**WHAT YOU HAVE TO DO**
Repeat the data below in full. Pictures must not be part of the copy.

=== Begin Enclosure ===

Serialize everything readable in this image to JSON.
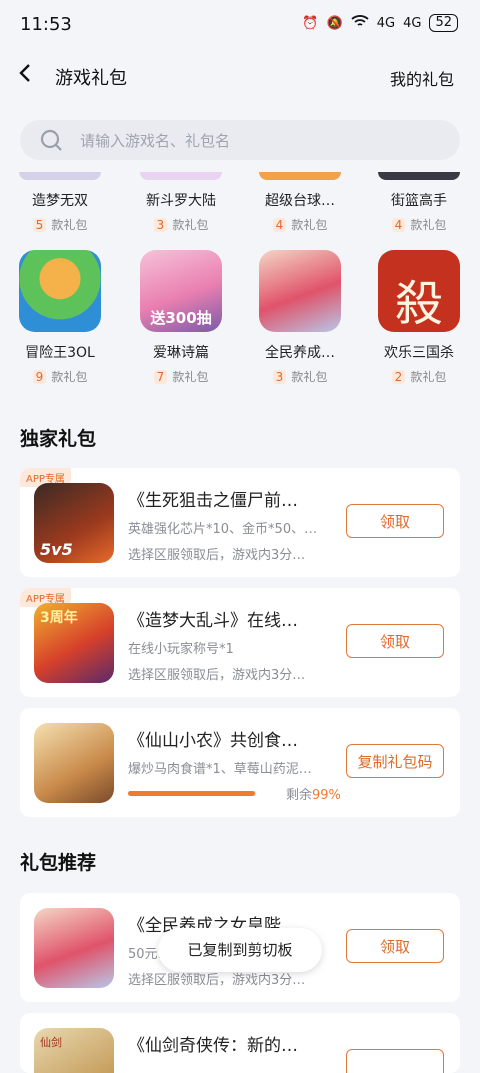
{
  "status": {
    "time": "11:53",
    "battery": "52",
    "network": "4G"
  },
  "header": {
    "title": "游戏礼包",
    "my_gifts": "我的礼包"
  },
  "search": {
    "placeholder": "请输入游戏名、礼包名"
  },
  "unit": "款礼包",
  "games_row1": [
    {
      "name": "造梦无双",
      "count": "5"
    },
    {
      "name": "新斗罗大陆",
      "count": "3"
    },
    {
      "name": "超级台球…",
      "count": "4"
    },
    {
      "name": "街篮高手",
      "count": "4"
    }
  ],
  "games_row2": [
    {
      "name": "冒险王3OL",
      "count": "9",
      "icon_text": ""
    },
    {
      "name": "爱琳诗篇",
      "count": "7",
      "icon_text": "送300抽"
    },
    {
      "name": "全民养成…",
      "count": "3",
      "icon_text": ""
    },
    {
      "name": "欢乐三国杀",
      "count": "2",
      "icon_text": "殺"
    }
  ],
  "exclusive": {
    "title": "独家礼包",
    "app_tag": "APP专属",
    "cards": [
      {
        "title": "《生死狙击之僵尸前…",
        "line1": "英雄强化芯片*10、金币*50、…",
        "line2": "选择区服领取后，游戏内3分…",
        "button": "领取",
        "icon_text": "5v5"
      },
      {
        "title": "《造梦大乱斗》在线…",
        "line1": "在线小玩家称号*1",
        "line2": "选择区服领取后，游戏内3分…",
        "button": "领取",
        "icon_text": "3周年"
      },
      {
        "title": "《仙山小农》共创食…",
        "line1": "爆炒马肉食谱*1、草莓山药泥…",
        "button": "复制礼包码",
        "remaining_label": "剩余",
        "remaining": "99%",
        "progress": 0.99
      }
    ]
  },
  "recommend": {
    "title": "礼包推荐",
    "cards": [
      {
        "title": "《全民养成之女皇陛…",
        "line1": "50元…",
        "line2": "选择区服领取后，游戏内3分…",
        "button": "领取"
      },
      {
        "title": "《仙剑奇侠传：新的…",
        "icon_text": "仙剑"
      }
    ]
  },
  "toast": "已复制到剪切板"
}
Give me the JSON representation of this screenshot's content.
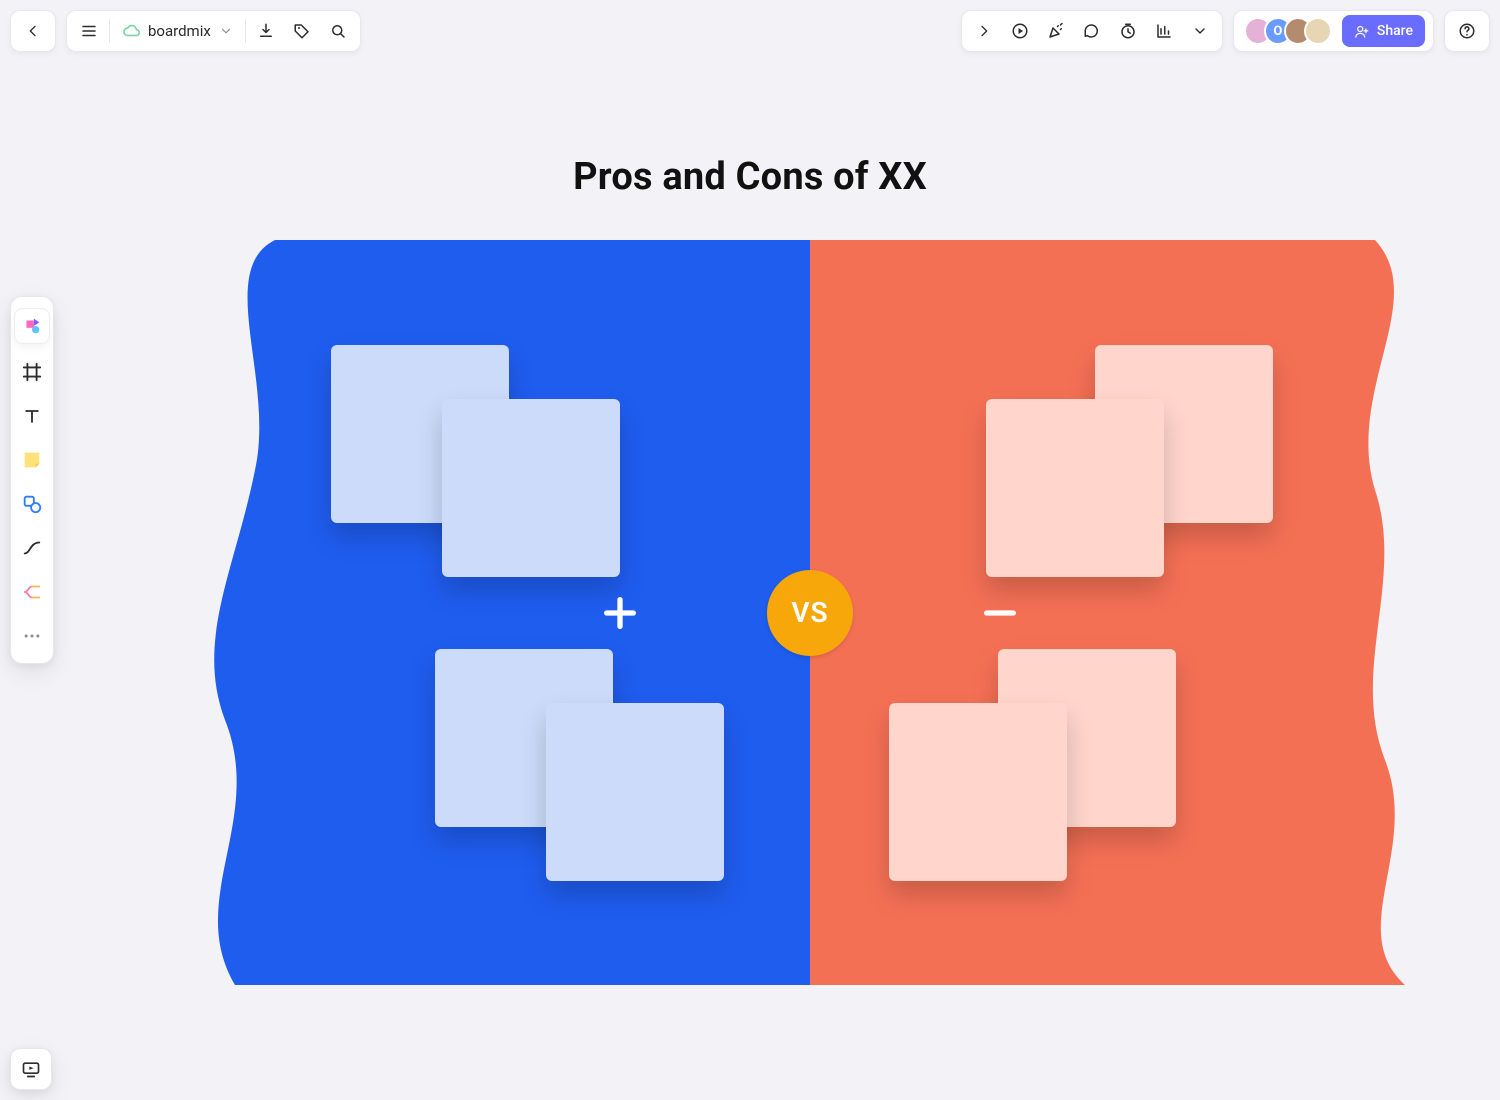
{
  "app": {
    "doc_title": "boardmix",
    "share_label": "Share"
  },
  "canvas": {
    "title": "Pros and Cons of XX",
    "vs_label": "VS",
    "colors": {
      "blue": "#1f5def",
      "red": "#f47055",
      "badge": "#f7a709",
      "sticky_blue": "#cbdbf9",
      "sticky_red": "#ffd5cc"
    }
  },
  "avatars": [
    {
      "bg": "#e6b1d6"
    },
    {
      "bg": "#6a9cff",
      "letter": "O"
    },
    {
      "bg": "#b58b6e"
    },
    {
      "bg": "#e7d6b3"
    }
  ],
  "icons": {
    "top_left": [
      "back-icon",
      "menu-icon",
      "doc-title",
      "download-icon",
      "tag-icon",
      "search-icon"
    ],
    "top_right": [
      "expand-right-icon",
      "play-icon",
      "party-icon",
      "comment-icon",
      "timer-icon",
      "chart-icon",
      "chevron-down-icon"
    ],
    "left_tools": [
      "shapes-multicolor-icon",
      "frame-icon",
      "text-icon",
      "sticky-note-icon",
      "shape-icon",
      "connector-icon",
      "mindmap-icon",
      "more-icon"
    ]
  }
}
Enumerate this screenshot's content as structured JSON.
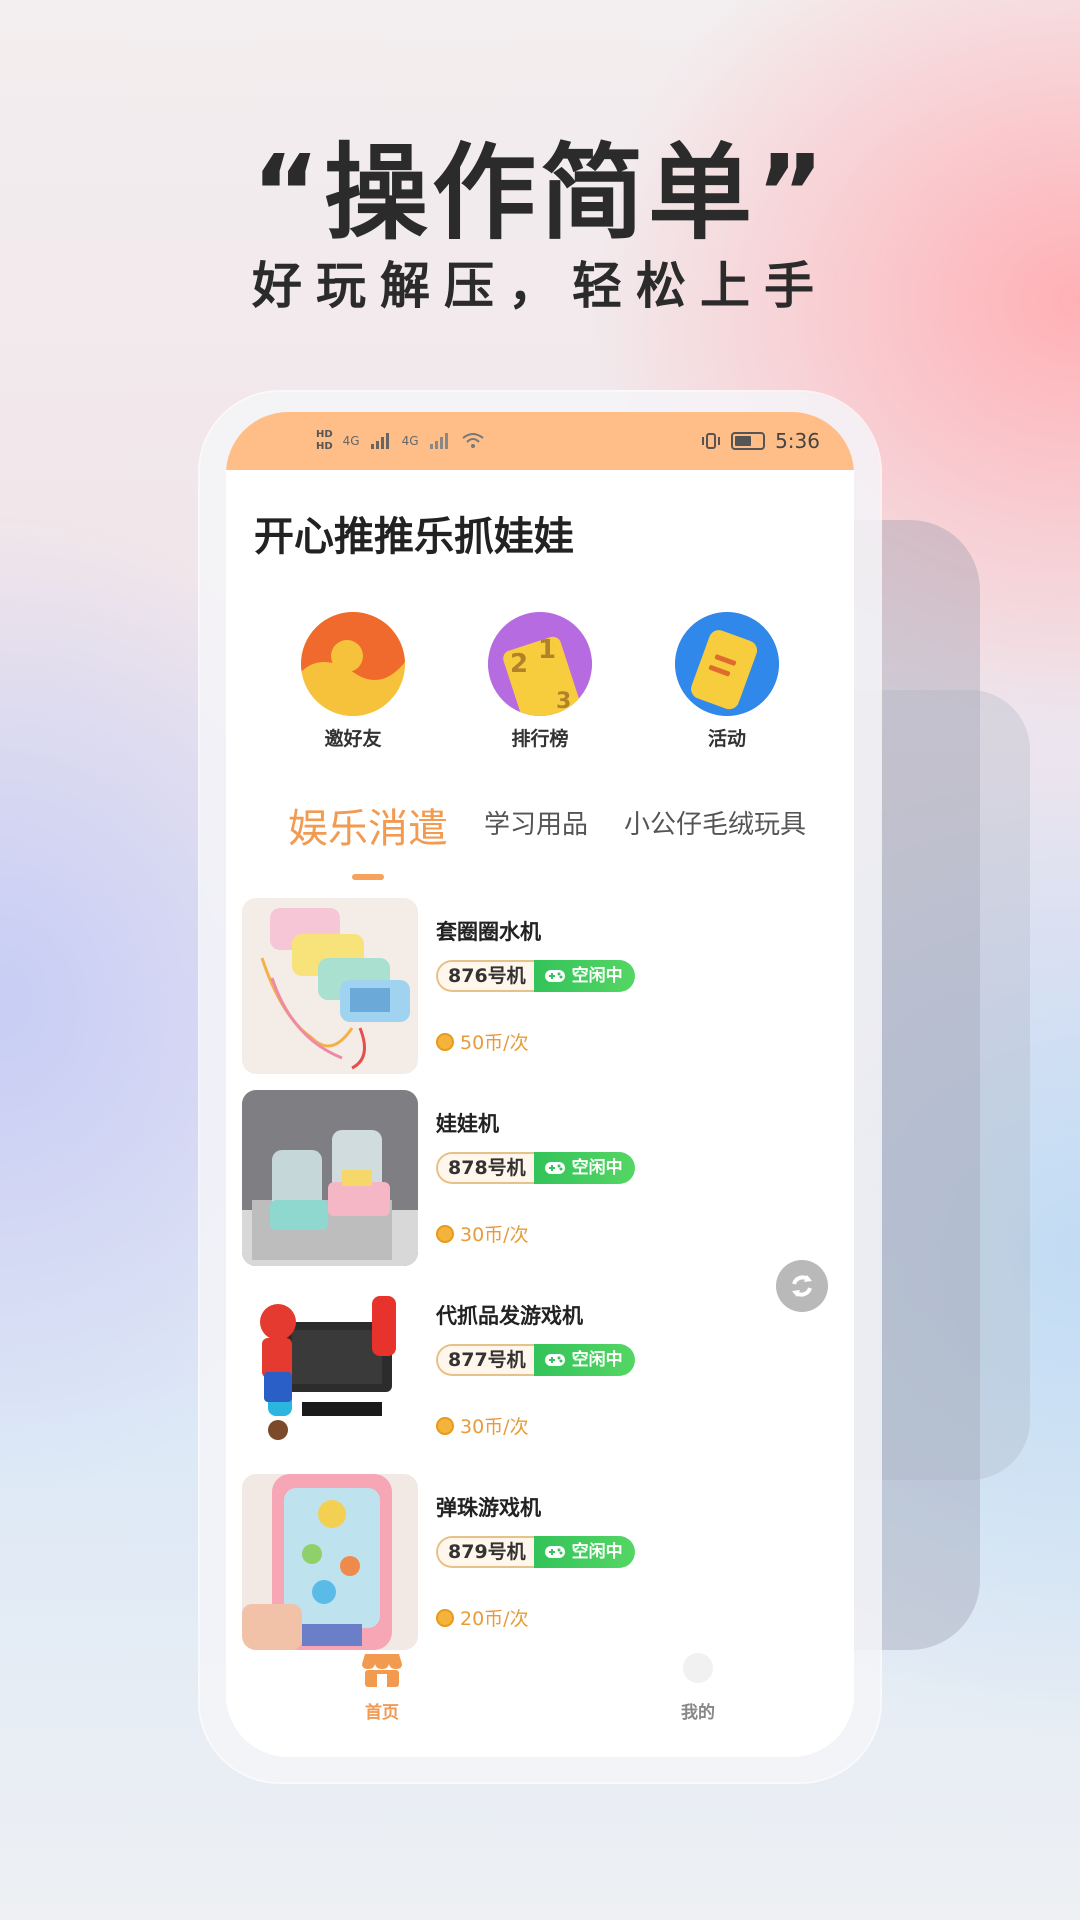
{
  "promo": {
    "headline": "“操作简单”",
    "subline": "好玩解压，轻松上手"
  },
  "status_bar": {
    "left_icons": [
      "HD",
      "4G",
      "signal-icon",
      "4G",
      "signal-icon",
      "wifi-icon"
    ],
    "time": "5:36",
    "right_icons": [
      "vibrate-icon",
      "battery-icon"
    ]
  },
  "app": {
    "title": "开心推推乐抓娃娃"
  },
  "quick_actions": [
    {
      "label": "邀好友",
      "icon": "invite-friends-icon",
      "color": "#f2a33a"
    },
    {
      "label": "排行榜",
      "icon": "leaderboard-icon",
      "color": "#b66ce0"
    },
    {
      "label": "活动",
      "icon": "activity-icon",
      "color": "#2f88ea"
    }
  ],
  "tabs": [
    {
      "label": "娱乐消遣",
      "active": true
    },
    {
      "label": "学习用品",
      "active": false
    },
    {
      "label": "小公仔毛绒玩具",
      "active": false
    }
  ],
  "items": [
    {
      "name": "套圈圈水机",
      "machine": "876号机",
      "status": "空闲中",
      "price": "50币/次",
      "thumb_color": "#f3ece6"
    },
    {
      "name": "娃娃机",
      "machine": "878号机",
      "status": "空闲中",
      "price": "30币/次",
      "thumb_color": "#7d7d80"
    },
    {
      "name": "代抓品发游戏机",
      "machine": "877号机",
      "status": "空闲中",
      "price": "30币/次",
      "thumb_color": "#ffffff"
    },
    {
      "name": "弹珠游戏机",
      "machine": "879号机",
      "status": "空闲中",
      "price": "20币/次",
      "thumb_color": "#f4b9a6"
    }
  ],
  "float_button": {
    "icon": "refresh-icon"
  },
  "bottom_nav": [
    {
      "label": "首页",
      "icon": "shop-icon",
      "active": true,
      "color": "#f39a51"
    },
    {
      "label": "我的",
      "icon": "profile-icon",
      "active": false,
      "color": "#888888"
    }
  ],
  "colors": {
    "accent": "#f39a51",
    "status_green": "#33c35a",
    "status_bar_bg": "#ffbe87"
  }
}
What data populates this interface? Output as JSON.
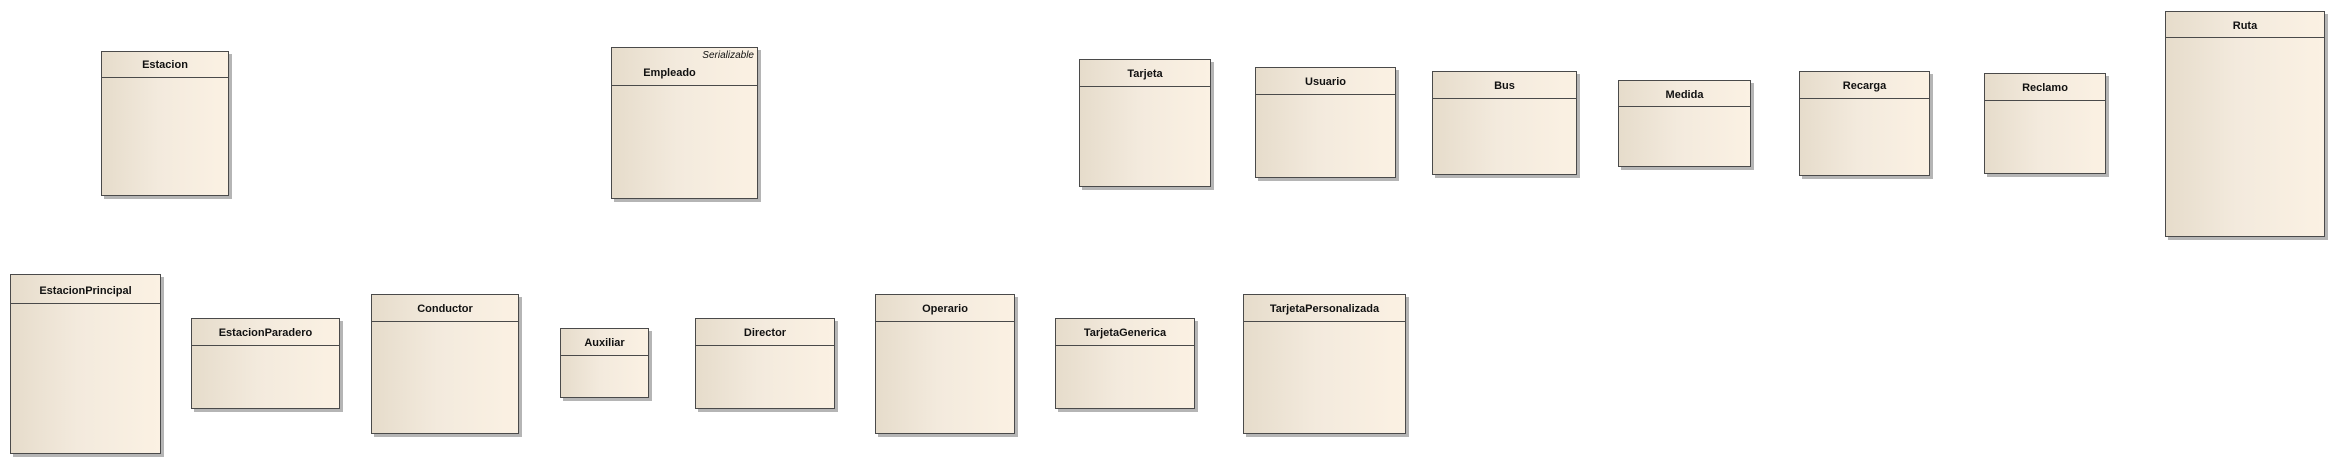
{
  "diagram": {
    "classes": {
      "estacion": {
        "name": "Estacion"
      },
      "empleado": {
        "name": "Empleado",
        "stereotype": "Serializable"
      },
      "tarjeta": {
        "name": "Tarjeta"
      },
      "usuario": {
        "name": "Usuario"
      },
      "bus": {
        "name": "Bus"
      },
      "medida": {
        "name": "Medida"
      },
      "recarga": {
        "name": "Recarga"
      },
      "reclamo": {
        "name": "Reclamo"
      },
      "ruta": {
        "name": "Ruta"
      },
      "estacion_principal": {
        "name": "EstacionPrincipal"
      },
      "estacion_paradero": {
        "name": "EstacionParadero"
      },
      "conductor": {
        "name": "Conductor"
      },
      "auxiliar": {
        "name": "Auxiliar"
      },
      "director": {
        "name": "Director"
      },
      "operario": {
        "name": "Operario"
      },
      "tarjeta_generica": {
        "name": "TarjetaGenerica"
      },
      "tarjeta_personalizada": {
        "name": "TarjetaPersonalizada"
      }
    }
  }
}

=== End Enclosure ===

**EXERCISE RESPONSE**
Serialize everything readable in this image to JSON.
{
  "status": {
    "time": "11:53",
    "battery": "52",
    "network": "4G"
  },
  "header": {
    "title": "游戏礼包",
    "my_gifts": "我的礼包"
  },
  "search": {
    "placeholder": "请输入游戏名、礼包名"
  },
  "unit": "款礼包",
  "games_row1": [
    {
      "name": "造梦无双",
      "count": "5"
    },
    {
      "name": "新斗罗大陆",
      "count": "3"
    },
    {
      "name": "超级台球…",
      "count": "4"
    },
    {
      "name": "街篮高手",
      "count": "4"
    }
  ],
  "games_row2": [
    {
      "name": "冒险王3OL",
      "count": "9",
      "icon_text": ""
    },
    {
      "name": "爱琳诗篇",
      "count": "7",
      "icon_text": "送300抽"
    },
    {
      "name": "全民养成…",
      "count": "3",
      "icon_text": ""
    },
    {
      "name": "欢乐三国杀",
      "count": "2",
      "icon_text": "殺"
    }
  ],
  "exclusive": {
    "title": "独家礼包",
    "app_tag": "APP专属",
    "cards": [
      {
        "title": "《生死狙击之僵尸前…",
        "line1": "英雄强化芯片*10、金币*50、…",
        "line2": "选择区服领取后，游戏内3分…",
        "button": "领取",
        "icon_text": "5v5"
      },
      {
        "title": "《造梦大乱斗》在线…",
        "line1": "在线小玩家称号*1",
        "line2": "选择区服领取后，游戏内3分…",
        "button": "领取",
        "icon_text": "3周年"
      },
      {
        "title": "《仙山小农》共创食…",
        "line1": "爆炒马肉食谱*1、草莓山药泥…",
        "button": "复制礼包码",
        "remaining_label": "剩余",
        "remaining": "99%",
        "progress": 0.99
      }
    ]
  },
  "recommend": {
    "title": "礼包推荐",
    "cards": [
      {
        "title": "《全民养成之女皇陛…",
        "line1": "50元…",
        "line2": "选择区服领取后，游戏内3分…",
        "button": "领取"
      },
      {
        "title": "《仙剑奇侠传：新的…",
        "icon_text": "仙剑"
      }
    ]
  },
  "toast": "已复制到剪切板"
}
Give me the JSON representation of this screenshot's content.
{
  "app": {
    "doc_title": "boardmix",
    "share_label": "Share"
  },
  "canvas": {
    "title": "Pros and Cons of XX",
    "vs_label": "VS",
    "colors": {
      "blue": "#1f5def",
      "red": "#f47055",
      "badge": "#f7a709",
      "sticky_blue": "#cbdbf9",
      "sticky_red": "#ffd5cc"
    }
  },
  "avatars": [
    {
      "bg": "#e6b1d6"
    },
    {
      "bg": "#6a9cff",
      "letter": "O"
    },
    {
      "bg": "#b58b6e"
    },
    {
      "bg": "#e7d6b3"
    }
  ],
  "icons": {
    "top_left": [
      "back-icon",
      "menu-icon",
      "doc-title",
      "download-icon",
      "tag-icon",
      "search-icon"
    ],
    "top_right": [
      "expand-right-icon",
      "play-icon",
      "party-icon",
      "comment-icon",
      "timer-icon",
      "chart-icon",
      "chevron-down-icon"
    ],
    "left_tools": [
      "shapes-multicolor-icon",
      "frame-icon",
      "text-icon",
      "sticky-note-icon",
      "shape-icon",
      "connector-icon",
      "mindmap-icon",
      "more-icon"
    ]
  }
}
Enumerate this screenshot's content as structured JSON.
{
  "promo": {
    "headline": "“操作简单”",
    "subline": "好玩解压，轻松上手"
  },
  "status_bar": {
    "left_icons": [
      "HD",
      "4G",
      "signal-icon",
      "4G",
      "signal-icon",
      "wifi-icon"
    ],
    "time": "5:36",
    "right_icons": [
      "vibrate-icon",
      "battery-icon"
    ]
  },
  "app": {
    "title": "开心推推乐抓娃娃"
  },
  "quick_actions": [
    {
      "label": "邀好友",
      "icon": "invite-friends-icon",
      "color": "#f2a33a"
    },
    {
      "label": "排行榜",
      "icon": "leaderboard-icon",
      "color": "#b66ce0"
    },
    {
      "label": "活动",
      "icon": "activity-icon",
      "color": "#2f88ea"
    }
  ],
  "tabs": [
    {
      "label": "娱乐消遣",
      "active": true
    },
    {
      "label": "学习用品",
      "active": false
    },
    {
      "label": "小公仔毛绒玩具",
      "active": false
    }
  ],
  "items": [
    {
      "name": "套圈圈水机",
      "machine": "876号机",
      "status": "空闲中",
      "price": "50币/次",
      "thumb_color": "#f3ece6"
    },
    {
      "name": "娃娃机",
      "machine": "878号机",
      "status": "空闲中",
      "price": "30币/次",
      "thumb_color": "#7d7d80"
    },
    {
      "name": "代抓品发游戏机",
      "machine": "877号机",
      "status": "空闲中",
      "price": "30币/次",
      "thumb_color": "#ffffff"
    },
    {
      "name": "弹珠游戏机",
      "machine": "879号机",
      "status": "空闲中",
      "price": "20币/次",
      "thumb_color": "#f4b9a6"
    }
  ],
  "float_button": {
    "icon": "refresh-icon"
  },
  "bottom_nav": [
    {
      "label": "首页",
      "icon": "shop-icon",
      "active": true,
      "color": "#f39a51"
    },
    {
      "label": "我的",
      "icon": "profile-icon",
      "active": false,
      "color": "#888888"
    }
  ],
  "colors": {
    "accent": "#f39a51",
    "status_green": "#33c35a",
    "status_bar_bg": "#ffbe87"
  }
}
What data populates this interface? Output as JSON.
{
  "diagram": {
    "classes": {
      "estacion": {
        "name": "Estacion"
      },
      "empleado": {
        "name": "Empleado",
        "stereotype": "Serializable"
      },
      "tarjeta": {
        "name": "Tarjeta"
      },
      "usuario": {
        "name": "Usuario"
      },
      "bus": {
        "name": "Bus"
      },
      "medida": {
        "name": "Medida"
      },
      "recarga": {
        "name": "Recarga"
      },
      "reclamo": {
        "name": "Reclamo"
      },
      "ruta": {
        "name": "Ruta"
      },
      "estacion_principal": {
        "name": "EstacionPrincipal"
      },
      "estacion_paradero": {
        "name": "EstacionParadero"
      },
      "conductor": {
        "name": "Conductor"
      },
      "auxiliar": {
        "name": "Auxiliar"
      },
      "director": {
        "name": "Director"
      },
      "operario": {
        "name": "Operario"
      },
      "tarjeta_generica": {
        "name": "TarjetaGenerica"
      },
      "tarjeta_personalizada": {
        "name": "TarjetaPersonalizada"
      }
    }
  }
}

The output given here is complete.